By Erik Wasson - 11/29/11 06:46 PM EST
The method allows the U.S. to inflate “dumping margins” by zeroing out data that indicate an export price is actually higher than a home market price. Normally dumping is found when another country is found to be selling products here for less than they are sold at home. Inflating the dumping margins makes it easier for the Commerce Department to declare dumping has occurred and to protect key manufacturing industries like steel.
The Democrats outline specific demands in their letter to Kirk and Bryson on how the WTO ruling should be implemented if the proposal goes forward, and request that other longstanding procedures opposed by domestic manufacturers be changed.

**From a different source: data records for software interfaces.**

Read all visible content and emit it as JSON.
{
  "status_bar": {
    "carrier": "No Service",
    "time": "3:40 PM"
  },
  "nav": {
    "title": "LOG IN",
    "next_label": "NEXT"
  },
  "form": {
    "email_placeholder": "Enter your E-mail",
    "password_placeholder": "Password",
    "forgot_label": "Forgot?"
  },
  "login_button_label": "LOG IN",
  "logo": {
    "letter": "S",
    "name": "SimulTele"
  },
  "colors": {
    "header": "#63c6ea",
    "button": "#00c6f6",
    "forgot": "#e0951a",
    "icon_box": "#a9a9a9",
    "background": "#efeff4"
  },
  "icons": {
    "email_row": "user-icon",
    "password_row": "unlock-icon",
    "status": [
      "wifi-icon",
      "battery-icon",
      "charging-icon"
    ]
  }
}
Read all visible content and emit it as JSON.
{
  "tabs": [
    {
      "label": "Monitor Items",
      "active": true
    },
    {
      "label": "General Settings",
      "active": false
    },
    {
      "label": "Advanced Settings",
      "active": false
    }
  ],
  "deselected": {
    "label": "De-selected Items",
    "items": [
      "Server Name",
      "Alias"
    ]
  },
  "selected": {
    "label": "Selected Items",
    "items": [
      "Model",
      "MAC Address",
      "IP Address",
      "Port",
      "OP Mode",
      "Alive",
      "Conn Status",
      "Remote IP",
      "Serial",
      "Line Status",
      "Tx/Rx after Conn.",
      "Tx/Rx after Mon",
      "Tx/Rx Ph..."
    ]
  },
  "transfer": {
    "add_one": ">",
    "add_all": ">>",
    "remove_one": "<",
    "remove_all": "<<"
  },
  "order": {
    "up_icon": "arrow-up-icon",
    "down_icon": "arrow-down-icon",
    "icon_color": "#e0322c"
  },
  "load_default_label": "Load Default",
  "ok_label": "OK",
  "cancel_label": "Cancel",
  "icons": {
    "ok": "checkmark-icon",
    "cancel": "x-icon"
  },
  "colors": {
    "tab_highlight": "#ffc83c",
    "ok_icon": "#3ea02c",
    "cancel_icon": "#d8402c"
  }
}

The four members, who have close ties to President Obama's union backers, have been pushing the administration to take a tougher line against China's alleged manipulation of its currency and have been warning that the administration must not forsake U.S. manufacturing in the interest of more free trade. The Obama administration has sought to find a balanced approach that assuages labor, such as by imposing safeguard tariffs on Chinese tires, while signing free-trade agreements favored by big business.